Effective November 1, 2016, a new rule of a United States Health and Human Services Department agency prospectively prohibits any nursing facility receiving Federal funding from requiring that any resident dispute be resolved secretly by arbitration instead of publicly in court. That agency is the Centers for Medicare and Medicaid Services, which controls more than $1 trillion in Medicare and Medicaid funding – the lifeblood of nursing homes.
On September 28, 2016, in an article entitled “U.S. To Bar Arbitration Clauses in Nursing Home Contracts,” The New York Times online reported: “Clauses embedded in the fine print of nursing home admissions contracts have pushed disputes about safety and the quality of care out of public view.” That has “stymied the families of nursing home residents from getting justice, even in the case of murder”! Id.
16 states and the District of Columbia advocated Federal funding protection of consumers, exposing that “arbitration kept patterns of wrongdoing hidden from prospective residents and their families”. The new rule provides major protection to the current 1,500,000 United States nursing home residents. Id.

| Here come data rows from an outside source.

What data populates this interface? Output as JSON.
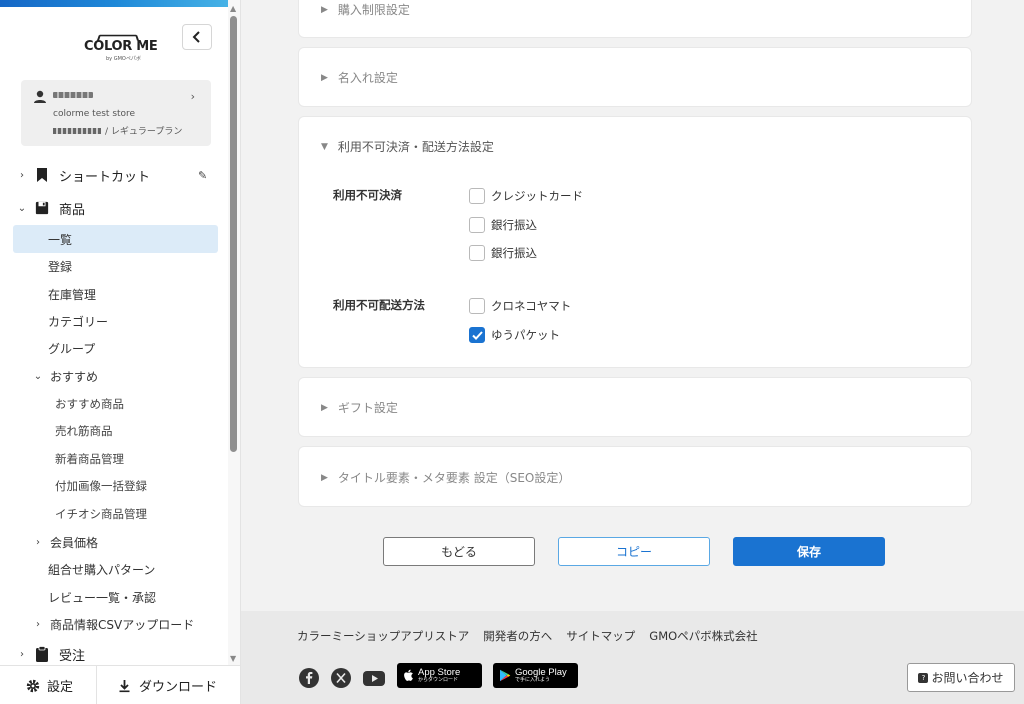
{
  "brand": {
    "logo_text": "COLOR ME",
    "logo_sub": "by GMOペパボ"
  },
  "account": {
    "store_name": "colorme test store",
    "plan": "/ レギュラープラン"
  },
  "nav": {
    "shortcut": "ショートカット",
    "products": "商品",
    "products_items": {
      "list": "一覧",
      "register": "登録",
      "stock": "在庫管理",
      "category": "カテゴリー",
      "group": "グループ",
      "recommend": "おすすめ",
      "recommend_items": {
        "recommended": "おすすめ商品",
        "bestseller": "売れ筋商品",
        "new_items": "新着商品管理",
        "bulk_images": "付加画像一括登録",
        "featured": "イチオシ商品管理"
      },
      "member_price": "会員価格",
      "combo": "組合せ購入パターン",
      "reviews": "レビュー一覧・承認",
      "csv": "商品情報CSVアップロード"
    },
    "orders": "受注"
  },
  "sidebar_footer": {
    "settings": "設定",
    "download": "ダウンロード"
  },
  "panels": {
    "purchase_limit": "購入制限設定",
    "engraving": "名入れ設定",
    "unavailable": {
      "title": "利用不可決済・配送方法設定",
      "payment_label": "利用不可決済",
      "payment_options": [
        {
          "label": "クレジットカード",
          "checked": false
        },
        {
          "label": "銀行振込",
          "checked": false
        },
        {
          "label": "銀行振込",
          "checked": false
        }
      ],
      "shipping_label": "利用不可配送方法",
      "shipping_options": [
        {
          "label": "クロネコヤマト",
          "checked": false
        },
        {
          "label": "ゆうパケット",
          "checked": true
        }
      ]
    },
    "gift": "ギフト設定",
    "seo": "タイトル要素・メタ要素 設定（SEO設定）"
  },
  "buttons": {
    "back": "もどる",
    "copy": "コピー",
    "save": "保存"
  },
  "footer": {
    "links": [
      "カラーミーショップアプリストア",
      "開発者の方へ",
      "サイトマップ",
      "GMOペパボ株式会社"
    ],
    "appstore": {
      "big": "App Store",
      "small": "からダウンロード"
    },
    "googleplay": {
      "big": "Google Play",
      "small": "で手に入れよう"
    },
    "contact": "お問い合わせ"
  },
  "colors": {
    "accent": "#1a73d1",
    "active_bg": "#dcebf8",
    "topbar": "#1e88d8"
  }
}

In a year-long investigation of the secretive proceedings for 25,000+ 2010-2014 arbitration, The New York Times “found many troubling examples where issues of abuse and potential neglect never made it into the public light because they were block from court.” Id. “The sad reality is that [until the new rule] too many Americans must choose between forfeiting their legal rights getting adequate medical care,” declared Senator Leahy of Vermont. Id.